Although Draghi can count on the support of a large coalition, its assorted nature could make governability bumpy in the longer term. He managed to secure the backing of all the coalition parties which had supported the previous government: the social-democratic Democratic Party; former prime minister Matteo Renzi’s center to center-left Italia Viva; the left-wing Free and Equal party; and the formerly anti-establishment, now left-wing populist, 5-Star Movement. Moreover, he managed to bring on board former prime minister Silvio Berlusconi’s center-right Forza Italia party and the right-wing Lega party, while the right-wing Brothers of Italy party was the only one that decided not to support the new government.
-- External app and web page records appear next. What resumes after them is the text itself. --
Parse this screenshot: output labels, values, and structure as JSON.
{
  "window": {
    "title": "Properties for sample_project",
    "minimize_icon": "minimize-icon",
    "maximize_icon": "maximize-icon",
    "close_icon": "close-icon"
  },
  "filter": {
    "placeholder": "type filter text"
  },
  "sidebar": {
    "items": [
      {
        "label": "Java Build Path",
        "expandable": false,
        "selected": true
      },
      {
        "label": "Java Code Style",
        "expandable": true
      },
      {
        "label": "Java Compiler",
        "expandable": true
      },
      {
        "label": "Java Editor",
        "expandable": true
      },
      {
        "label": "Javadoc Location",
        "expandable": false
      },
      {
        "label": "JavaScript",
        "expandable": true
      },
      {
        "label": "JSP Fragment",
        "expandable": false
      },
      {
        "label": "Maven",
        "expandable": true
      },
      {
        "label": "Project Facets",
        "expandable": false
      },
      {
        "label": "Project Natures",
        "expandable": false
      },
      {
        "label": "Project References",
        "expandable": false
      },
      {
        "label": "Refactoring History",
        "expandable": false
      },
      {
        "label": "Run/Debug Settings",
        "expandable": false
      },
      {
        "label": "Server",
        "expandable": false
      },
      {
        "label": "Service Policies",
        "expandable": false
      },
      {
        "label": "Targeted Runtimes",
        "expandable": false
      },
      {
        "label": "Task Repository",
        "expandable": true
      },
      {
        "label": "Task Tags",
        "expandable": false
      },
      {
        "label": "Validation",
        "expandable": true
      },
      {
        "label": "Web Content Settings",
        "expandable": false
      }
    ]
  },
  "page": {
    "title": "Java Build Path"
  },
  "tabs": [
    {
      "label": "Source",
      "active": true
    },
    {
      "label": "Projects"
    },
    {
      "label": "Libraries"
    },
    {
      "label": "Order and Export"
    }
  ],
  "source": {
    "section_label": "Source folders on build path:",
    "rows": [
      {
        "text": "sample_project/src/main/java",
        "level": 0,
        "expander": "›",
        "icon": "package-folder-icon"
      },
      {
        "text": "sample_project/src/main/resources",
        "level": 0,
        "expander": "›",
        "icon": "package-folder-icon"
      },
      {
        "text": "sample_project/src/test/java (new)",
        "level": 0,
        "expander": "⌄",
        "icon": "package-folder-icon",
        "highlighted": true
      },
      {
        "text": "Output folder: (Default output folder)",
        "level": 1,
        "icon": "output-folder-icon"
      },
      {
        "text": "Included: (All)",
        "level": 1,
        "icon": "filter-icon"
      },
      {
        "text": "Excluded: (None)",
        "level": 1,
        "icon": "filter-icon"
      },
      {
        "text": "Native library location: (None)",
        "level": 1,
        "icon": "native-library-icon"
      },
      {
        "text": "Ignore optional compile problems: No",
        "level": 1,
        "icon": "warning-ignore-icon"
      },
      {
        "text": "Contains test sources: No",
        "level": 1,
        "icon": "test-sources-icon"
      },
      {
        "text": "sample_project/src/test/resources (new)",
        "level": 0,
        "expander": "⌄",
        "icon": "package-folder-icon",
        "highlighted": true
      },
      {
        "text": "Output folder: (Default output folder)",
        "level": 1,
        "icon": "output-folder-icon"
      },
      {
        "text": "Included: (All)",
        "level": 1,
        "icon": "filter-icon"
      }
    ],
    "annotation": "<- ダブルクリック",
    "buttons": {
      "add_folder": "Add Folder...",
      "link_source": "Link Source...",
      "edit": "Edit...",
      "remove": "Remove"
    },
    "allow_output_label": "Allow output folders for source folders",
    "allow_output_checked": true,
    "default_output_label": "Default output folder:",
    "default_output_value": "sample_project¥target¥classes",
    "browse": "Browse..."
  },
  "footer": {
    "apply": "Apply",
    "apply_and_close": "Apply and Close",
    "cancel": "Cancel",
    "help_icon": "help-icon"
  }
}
The new cabinet is formed of 25 members, including Draghi, 15 of whom belong to the parties supporting the government, while the rest are non-politicians. In particular, Daniele Franco, former director-general of the Bank of Italy, was appointed as finance minister; former Vodafone chief executive Vittorio Colao was named as the new innovation and technology minister; and the all-important, newly created Ministry for Ecological Transition (which will have to handle a sizable portion of the EU funds) was entrusted to the hands of Roberto Cingolani, former head of the Italian Institute of Technology. As well as handling EU funds, Draghi announced the cabinet will focus on reforming and streamlining the country’s cumbersome legal, public administration and tax systems.
Commenting on the likely duration of the newly formed government, Paolo Pizzoli, senior economist at ING, stated:
“The heterogeneous nature of the new government coalition might solicit ideologic calls on past flagship themes when divisive dossiers such as justice or migrants will eventually be tackled. However, overall, we believe that the overarching need to act quickly, both on the vaccination and on the RRF fronts, will in principle limit the scope for sterile wars of position among the different souls of the majority. It will not necessarily be easy sailing, but we expect that some form of auto-containment of dissent will eventually prevail, limiting the scope for the risk of another government crisis to become uncontrollable and an inevitable snap election the only possibility left.”
Meanwhile, Nicola Nobile, lead economist at Oxford Economics, struck a more pessimistic tone:
“We doubt that Draghi’s approach to managing the pandemic will differ substantially from the previous administration. Draghi’s real advantage as former President of the European Central Bank is his relationship with his EU peers. This could help the government to make headway on Italy’s plans for executing the EU recovery fund. Moreover, he could pave the way for other reforms that would help Italy to escape the stagnation that has stalked the economy for years. However, we doubt a Draghi government would last beyond the crisis period.”